Will Jones explores the 2,000-year-long history of badminton
A long history
Historians believe that badminton originated more than 2,000 years ago. Its roots lie in a game called battledore and shuttlecock, a battledore being an early type of paddle or racquet.
What’s in a name?
Modern-day badminton developed in the 19th century from a game played by British soldiers in the Indian town of Pune. The sport was named ‘poon’ in its honour. After poon was brought to England in the late 1800s by returning army officers, it was renamed in honour of the Duke of Beaufort’s Badminton estate, where it is believed to have been played regularly.
Weighing no more than 5.5 grams, competition shuttlecocks – or, as they’re called in the World Badminton Federation’s (BWF) Laws of Badminton, shuttles – are still often made from natural feathers. Every natural shuttlecock contains 16 feathers, each 62-70 millimetres long and plucked from the left wing of a goose.
Echoing the object they’re designed to hit, badminton racquets are among the lightest in world sport. Most racquets used by professionals tip the scales at less than 100 grams, roughly half the weight of a table tennis racquet.
For more than 100 years, a badminton player only scored points on serve. If the server lost a rally, the serve would simply pass to the opposing player with no change in the score. In 2006, however, the rules changed: now, regardless of server, the player who wins the rally scores a point. The first player to 21 points wins the game, and the first to win two games wins the match.
The shuttlecock is the fastest object in world sport. In 2005, a smash hit by doubles specialist Fu Haifeng in a Sudirman Cup match was measured at 332kmh, or 206mph – as fast as a Formula 1 car.
Best of the best

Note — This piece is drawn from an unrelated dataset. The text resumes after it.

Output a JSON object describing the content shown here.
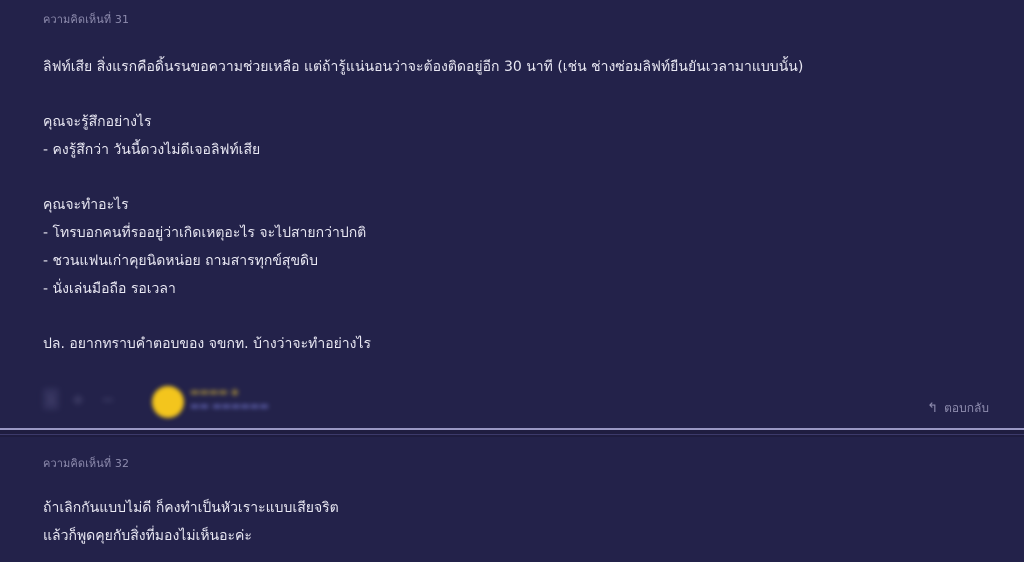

In 2007, the first edition of the BWF Superseries was held, with a series of elite tournaments around the world. At the climax of the annual competition, the highest-ranked athletes compete in the BWF Superseries Finals, which have been staged in Dubai since 2014.